* [Problem to work on] Of the lines below, report only those that contain "found".

* [Data shown]
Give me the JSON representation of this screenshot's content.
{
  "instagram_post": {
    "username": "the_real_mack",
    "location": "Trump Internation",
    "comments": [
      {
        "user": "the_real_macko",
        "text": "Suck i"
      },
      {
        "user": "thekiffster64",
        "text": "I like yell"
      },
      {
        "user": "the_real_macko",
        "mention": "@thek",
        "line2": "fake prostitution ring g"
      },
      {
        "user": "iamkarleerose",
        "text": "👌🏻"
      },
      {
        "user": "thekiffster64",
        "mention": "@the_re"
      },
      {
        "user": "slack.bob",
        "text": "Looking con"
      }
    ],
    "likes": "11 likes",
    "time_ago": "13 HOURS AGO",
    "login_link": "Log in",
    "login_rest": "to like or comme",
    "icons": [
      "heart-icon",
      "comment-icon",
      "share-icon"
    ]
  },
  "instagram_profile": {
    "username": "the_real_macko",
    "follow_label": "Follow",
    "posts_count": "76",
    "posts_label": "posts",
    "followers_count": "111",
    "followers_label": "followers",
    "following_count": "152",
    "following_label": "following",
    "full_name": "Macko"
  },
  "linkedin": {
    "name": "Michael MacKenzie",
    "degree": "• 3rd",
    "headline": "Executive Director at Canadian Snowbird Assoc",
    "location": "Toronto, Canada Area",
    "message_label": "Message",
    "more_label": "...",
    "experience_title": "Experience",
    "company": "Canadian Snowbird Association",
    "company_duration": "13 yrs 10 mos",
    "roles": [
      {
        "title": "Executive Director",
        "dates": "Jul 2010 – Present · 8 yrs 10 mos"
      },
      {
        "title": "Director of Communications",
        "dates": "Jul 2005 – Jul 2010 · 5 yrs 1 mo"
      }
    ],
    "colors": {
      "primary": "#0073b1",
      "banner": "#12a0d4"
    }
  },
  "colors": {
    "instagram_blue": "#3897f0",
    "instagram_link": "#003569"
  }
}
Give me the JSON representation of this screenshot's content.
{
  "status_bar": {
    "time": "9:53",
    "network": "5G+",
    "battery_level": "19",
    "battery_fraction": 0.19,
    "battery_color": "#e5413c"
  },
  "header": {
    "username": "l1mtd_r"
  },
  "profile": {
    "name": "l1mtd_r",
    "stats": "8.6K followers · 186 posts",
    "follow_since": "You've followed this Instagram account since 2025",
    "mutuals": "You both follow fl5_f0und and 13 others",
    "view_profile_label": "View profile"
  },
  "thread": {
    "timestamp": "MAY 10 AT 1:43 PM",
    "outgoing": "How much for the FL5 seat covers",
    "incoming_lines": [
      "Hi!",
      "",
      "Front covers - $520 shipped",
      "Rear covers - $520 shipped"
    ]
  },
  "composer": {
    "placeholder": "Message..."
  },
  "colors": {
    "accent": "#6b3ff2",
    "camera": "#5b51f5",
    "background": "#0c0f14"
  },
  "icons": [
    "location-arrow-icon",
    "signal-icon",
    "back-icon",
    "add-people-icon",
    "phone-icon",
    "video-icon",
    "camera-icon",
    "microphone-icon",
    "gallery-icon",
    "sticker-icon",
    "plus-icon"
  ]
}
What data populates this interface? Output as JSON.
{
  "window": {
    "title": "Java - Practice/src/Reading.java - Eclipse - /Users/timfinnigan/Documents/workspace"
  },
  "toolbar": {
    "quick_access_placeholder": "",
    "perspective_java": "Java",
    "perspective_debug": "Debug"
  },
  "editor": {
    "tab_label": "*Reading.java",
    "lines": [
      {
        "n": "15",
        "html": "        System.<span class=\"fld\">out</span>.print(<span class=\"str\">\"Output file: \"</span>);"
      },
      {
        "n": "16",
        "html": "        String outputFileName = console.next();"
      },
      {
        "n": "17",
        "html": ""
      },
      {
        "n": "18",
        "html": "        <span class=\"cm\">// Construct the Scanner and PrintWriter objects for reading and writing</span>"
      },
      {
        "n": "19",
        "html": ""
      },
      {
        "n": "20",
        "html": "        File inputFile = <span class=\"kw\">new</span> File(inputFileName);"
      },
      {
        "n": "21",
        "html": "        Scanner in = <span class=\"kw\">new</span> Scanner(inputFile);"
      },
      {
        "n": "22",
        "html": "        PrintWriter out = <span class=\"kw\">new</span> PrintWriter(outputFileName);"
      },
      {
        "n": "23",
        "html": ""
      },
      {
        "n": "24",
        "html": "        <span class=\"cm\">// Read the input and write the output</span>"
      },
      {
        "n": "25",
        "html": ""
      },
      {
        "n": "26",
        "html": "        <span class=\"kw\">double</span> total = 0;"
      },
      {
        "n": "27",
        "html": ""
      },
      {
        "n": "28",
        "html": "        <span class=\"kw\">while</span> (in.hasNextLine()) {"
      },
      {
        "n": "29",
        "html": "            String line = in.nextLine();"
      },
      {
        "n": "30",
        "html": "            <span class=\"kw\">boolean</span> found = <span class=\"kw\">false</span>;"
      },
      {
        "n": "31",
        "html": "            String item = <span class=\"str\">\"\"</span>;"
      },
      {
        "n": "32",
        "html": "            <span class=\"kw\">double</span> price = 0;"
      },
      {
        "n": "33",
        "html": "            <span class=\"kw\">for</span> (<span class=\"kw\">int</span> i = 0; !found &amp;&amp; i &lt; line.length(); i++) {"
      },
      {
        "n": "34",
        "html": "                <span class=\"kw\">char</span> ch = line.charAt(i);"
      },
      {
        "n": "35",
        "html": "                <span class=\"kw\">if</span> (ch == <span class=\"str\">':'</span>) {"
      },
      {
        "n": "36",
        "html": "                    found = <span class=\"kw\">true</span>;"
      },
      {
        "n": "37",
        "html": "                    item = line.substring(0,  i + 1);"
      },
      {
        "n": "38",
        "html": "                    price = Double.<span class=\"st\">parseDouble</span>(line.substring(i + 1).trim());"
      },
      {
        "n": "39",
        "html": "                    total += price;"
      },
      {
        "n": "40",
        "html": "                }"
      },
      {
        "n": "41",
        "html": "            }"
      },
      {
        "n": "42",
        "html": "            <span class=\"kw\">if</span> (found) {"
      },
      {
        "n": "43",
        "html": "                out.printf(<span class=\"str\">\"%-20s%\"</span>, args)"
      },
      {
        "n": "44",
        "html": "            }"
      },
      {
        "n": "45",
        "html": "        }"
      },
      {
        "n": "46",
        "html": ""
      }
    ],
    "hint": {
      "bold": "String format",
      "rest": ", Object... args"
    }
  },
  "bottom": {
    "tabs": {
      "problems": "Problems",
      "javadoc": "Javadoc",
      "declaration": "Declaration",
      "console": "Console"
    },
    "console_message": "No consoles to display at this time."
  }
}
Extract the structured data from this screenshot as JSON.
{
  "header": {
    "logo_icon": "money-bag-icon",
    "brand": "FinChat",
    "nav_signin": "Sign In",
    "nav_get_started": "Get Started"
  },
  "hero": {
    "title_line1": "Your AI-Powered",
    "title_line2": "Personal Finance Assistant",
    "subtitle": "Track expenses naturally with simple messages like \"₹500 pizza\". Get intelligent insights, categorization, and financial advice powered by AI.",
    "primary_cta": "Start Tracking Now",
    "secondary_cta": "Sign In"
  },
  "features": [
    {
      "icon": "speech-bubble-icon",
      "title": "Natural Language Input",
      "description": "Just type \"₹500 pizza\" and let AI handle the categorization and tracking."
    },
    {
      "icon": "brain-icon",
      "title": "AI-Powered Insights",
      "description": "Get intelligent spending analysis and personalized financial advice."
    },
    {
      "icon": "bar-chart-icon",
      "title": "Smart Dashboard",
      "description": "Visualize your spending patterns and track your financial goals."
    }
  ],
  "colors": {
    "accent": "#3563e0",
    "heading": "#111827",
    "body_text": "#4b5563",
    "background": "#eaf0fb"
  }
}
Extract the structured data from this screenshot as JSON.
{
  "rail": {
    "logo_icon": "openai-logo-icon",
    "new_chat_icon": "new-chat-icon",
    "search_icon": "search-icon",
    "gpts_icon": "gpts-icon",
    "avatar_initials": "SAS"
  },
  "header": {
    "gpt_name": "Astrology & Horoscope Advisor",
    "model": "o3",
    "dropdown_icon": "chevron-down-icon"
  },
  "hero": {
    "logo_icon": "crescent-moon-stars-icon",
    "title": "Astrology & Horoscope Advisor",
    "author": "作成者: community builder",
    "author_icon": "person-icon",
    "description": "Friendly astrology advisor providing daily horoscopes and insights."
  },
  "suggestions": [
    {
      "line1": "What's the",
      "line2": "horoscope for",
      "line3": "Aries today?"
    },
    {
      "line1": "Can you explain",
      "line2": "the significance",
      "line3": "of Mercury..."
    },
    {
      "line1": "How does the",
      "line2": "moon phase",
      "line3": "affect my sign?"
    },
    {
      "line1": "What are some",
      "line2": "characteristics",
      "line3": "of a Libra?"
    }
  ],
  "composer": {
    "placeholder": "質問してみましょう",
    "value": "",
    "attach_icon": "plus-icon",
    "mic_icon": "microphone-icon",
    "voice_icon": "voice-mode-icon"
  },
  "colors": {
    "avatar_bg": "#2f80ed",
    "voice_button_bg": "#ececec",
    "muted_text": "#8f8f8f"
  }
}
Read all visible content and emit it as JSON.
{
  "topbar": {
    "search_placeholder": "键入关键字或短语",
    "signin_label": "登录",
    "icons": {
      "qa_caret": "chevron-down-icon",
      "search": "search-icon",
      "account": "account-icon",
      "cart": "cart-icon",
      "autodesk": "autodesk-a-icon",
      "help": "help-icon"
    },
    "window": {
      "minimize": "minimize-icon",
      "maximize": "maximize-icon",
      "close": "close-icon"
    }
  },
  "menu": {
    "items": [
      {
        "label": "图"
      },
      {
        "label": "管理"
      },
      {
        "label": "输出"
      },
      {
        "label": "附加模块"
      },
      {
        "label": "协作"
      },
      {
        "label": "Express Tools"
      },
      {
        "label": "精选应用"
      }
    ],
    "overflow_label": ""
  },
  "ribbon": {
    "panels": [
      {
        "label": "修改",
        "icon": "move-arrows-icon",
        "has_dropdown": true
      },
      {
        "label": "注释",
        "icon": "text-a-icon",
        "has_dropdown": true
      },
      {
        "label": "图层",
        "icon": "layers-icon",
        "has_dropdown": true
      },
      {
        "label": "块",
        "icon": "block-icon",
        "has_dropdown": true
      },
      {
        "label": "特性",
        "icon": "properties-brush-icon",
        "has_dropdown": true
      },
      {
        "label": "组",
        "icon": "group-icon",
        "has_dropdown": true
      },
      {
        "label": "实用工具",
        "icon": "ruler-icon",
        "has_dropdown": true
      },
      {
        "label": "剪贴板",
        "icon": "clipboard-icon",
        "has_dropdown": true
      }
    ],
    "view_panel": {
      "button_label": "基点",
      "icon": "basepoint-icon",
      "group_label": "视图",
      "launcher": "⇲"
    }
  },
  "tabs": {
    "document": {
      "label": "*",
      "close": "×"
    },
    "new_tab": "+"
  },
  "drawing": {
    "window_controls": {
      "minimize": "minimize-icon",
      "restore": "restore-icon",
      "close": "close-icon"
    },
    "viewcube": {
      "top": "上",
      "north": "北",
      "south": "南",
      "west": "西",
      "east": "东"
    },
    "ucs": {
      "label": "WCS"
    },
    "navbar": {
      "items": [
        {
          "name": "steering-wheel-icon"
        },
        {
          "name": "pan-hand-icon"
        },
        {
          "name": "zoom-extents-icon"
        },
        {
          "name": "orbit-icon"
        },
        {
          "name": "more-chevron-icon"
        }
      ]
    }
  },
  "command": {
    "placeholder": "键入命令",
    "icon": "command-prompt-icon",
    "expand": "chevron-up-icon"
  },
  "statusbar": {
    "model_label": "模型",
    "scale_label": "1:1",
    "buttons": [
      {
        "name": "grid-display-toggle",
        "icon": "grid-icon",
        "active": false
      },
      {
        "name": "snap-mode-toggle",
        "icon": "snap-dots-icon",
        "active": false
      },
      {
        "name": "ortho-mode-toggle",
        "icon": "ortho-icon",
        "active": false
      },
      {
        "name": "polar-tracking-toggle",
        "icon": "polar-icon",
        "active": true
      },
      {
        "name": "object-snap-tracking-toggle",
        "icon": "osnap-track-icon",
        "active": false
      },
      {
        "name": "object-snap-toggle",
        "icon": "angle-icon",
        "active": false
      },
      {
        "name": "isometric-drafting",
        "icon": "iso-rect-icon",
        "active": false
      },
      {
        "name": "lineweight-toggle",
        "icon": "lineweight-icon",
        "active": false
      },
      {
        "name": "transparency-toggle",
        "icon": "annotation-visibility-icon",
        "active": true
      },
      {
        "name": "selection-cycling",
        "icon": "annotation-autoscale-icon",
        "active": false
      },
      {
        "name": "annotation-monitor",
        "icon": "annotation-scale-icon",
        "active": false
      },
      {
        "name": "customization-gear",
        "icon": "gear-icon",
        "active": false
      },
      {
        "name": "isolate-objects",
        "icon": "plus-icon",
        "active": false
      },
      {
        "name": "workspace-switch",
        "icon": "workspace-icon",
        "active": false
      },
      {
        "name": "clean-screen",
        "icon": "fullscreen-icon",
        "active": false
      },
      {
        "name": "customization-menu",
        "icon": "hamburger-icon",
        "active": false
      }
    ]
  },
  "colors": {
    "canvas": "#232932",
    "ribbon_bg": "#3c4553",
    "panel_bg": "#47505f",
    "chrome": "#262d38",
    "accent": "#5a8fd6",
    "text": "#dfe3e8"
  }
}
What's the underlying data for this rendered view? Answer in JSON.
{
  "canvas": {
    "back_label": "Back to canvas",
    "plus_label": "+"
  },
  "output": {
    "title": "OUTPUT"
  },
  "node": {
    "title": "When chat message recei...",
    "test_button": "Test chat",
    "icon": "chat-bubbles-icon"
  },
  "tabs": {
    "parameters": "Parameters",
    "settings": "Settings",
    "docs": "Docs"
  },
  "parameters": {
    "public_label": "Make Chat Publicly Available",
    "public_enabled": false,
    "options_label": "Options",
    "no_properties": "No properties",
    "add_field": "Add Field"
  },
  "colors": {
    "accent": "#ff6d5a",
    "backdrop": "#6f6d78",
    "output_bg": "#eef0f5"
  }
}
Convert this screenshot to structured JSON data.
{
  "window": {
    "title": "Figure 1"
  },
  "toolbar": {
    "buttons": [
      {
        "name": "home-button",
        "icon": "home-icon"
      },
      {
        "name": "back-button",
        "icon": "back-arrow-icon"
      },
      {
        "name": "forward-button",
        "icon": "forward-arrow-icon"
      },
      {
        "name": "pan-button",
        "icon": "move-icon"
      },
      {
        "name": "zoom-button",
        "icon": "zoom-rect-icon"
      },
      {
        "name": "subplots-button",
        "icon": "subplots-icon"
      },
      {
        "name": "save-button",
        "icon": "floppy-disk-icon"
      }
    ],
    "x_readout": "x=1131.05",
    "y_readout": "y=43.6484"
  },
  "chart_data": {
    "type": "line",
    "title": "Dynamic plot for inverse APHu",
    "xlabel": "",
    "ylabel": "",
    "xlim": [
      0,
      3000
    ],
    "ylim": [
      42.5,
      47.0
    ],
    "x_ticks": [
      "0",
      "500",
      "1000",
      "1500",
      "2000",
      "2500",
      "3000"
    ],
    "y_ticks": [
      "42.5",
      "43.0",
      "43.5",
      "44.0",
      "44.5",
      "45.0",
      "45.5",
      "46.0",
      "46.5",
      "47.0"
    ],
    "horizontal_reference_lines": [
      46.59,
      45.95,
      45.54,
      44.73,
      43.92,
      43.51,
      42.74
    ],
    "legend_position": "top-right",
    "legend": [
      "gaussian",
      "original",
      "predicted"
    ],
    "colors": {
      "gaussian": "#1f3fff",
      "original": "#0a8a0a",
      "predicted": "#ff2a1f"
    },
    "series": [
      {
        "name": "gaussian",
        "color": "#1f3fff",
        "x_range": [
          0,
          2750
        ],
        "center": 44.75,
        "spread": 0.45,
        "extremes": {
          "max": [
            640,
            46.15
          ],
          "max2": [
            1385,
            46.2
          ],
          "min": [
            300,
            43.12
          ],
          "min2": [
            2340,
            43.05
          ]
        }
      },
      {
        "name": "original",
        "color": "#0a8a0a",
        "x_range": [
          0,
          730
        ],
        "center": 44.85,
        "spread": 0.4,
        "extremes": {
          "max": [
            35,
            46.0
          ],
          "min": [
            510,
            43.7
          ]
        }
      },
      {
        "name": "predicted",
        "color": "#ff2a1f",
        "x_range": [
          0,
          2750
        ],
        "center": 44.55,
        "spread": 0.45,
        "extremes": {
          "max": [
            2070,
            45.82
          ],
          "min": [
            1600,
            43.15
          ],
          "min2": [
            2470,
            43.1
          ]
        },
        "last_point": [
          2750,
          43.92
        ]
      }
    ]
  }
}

* [Result of the exercise]
        "html": "            <span class=\"kw\">boolean</span> found = <span class=\"kw\">false</span>;"
        "html": "            <span class=\"kw\">for</span> (<span class=\"kw\">int</span> i = 0; !found &amp;&amp; i &lt; line.length(); i++) {"
        "html": "                    found = <span class=\"kw\">true</span>;"
        "html": "            <span class=\"kw\">if</span> (found) {"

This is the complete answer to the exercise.